The sub page displays a consistent header from the home page. As requested by the client, the sub page that I redesigned was the Adopt page, where all the possible cats that could potentially be adopted were displayed for the user to peruse through. Here is the original design:
What I wanted to really improve about this look was its’ overall feel. Since they used a gallery format, I feel like it took away from the personability of the document. The way the cats are laid out really takes away from their individuality. As a result, I decided to create “Meet Your Match”. This would provide a more personable way to choose a cat that is more aligned with your interests. Through this format, the user is provided with five different characteristics sections that they can choose from – Age (Kitten or Senior), Gender (Male or Female), Coat Type (Short-haired or Long-haired), Special Needs (Yes or No), and Felicity Fund (Yes or No). After they provided their preferences, a cat that best fits their preferences (their “match”) would appear. Then, alternative suggestions, other cats that fit a similar description, would appear at the bottom underneath the subsection “See Also”.
Improvements and Interactions
After the iterations above, I made a few more improvements, as evidenced by the final iterations, and further refined my interactions.
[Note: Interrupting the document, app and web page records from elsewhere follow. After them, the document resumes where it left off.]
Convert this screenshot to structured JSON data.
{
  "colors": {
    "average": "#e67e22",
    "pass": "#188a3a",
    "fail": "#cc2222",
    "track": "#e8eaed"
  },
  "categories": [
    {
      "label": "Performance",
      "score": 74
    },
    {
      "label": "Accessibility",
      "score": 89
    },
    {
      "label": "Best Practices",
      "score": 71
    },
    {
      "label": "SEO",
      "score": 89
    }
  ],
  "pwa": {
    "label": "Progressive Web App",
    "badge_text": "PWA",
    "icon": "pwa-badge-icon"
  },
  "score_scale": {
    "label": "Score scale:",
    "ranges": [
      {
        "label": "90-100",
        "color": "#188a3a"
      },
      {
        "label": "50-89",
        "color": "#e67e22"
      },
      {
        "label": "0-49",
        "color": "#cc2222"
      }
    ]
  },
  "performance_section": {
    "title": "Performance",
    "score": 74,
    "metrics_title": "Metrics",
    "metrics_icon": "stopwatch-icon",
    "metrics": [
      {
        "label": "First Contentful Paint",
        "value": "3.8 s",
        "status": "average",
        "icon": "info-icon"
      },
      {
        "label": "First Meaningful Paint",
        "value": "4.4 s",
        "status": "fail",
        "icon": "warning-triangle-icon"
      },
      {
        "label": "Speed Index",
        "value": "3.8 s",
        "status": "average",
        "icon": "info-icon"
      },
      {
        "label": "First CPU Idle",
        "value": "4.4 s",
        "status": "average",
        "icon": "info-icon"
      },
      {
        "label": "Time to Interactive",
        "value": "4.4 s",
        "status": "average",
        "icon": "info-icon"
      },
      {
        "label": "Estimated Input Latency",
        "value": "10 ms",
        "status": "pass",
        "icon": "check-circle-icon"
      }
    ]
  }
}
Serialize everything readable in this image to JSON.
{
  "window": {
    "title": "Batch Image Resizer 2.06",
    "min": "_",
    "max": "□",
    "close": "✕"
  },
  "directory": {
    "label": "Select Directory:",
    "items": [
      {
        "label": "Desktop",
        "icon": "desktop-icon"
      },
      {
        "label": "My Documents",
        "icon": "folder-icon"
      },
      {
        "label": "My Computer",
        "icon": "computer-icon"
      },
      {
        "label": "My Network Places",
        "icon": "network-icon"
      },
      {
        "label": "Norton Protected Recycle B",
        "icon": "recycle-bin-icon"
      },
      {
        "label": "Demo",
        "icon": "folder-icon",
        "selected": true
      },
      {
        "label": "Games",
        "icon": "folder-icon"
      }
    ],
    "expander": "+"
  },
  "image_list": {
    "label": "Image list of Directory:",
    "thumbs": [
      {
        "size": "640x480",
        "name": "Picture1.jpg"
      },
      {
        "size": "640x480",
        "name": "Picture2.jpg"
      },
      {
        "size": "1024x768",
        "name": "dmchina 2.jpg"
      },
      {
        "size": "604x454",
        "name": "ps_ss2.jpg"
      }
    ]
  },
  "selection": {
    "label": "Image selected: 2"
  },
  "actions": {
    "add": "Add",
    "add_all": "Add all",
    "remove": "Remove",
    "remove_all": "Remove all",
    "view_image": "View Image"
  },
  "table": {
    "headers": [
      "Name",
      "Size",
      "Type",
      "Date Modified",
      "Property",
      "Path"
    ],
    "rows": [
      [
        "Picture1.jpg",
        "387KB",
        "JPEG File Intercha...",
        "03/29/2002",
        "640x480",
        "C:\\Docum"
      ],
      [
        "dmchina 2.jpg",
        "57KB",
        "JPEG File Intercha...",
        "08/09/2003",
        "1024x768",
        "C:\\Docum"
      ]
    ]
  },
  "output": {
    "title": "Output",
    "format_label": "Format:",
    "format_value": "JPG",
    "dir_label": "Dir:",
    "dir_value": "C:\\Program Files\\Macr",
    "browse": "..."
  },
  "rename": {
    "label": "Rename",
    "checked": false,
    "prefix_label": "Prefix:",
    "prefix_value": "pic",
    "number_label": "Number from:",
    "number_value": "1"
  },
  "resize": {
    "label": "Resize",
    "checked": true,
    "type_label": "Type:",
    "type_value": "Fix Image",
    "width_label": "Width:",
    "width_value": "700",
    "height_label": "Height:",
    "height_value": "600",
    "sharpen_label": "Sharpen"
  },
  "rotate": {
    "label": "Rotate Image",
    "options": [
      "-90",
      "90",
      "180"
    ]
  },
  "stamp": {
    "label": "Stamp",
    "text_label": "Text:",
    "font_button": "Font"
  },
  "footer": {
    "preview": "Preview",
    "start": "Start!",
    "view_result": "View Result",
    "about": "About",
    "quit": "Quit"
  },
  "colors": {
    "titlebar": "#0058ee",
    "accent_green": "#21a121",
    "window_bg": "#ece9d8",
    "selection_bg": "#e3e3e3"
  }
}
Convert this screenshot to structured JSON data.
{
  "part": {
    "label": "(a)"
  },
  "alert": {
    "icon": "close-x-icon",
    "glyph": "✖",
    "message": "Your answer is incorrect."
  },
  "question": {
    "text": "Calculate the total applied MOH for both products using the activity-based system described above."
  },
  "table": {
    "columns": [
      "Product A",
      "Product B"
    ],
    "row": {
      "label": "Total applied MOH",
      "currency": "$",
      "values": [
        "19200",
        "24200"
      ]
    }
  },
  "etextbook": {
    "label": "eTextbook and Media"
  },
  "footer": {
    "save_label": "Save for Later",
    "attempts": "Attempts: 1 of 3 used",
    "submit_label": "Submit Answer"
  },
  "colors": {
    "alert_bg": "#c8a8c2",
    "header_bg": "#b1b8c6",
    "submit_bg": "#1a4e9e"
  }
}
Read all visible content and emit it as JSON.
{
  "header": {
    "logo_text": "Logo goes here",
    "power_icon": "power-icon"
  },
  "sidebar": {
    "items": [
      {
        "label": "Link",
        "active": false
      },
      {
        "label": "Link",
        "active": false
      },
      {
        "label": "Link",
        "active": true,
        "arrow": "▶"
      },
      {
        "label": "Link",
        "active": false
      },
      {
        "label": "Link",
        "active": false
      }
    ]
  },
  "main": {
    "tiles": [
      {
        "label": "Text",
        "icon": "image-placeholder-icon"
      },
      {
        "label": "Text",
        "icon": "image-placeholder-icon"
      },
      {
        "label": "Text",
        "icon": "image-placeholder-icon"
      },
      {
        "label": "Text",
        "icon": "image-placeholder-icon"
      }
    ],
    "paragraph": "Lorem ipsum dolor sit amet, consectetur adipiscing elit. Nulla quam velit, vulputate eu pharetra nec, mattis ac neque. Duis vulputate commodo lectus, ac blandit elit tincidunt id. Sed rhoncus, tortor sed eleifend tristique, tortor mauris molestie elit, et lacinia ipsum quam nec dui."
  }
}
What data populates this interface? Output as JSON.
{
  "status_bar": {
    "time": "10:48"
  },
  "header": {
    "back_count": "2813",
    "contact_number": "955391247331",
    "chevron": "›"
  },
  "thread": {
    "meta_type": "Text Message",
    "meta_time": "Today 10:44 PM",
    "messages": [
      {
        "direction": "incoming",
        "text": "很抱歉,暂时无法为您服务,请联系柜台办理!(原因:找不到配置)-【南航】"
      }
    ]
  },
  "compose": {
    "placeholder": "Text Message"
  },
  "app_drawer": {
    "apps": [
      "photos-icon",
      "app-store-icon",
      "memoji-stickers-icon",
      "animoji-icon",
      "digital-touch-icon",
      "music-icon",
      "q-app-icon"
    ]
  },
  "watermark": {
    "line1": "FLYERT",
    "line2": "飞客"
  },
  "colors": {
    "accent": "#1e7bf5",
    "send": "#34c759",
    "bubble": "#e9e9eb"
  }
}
Here are the interactions for both the home page and the sub page.
The home page interaction is just a drop down menu option. Once the user selects the main tab of the header, a drop down of sub menus appears for the user to select from. Additionally, as the user puts their mouse of the submenu item, the typeface changes color to orange so that they know exactly what they are selecting.
The sub page interaction, as somewhat described above, requires the user to choose their specific cat preferences from the sections provided. Once they do just that, a potential match appears with a brief description, along with other possible options at the bottom below it.
At the very top of the page you will find my final deliverables. The critique was really helpful. My peers gave me several suggestions regarding how I could further improve my design. A lot of the comments concerned how the website would manifest itself if it was actually programmed to be an interactive website. Although there is always room for improvements, I think that my originals came a long way over the course of the project. It was fun to work on something that isn’t the most second nature to me. It took me out of my comfort zone and I’m happy with how the final iterations turned out.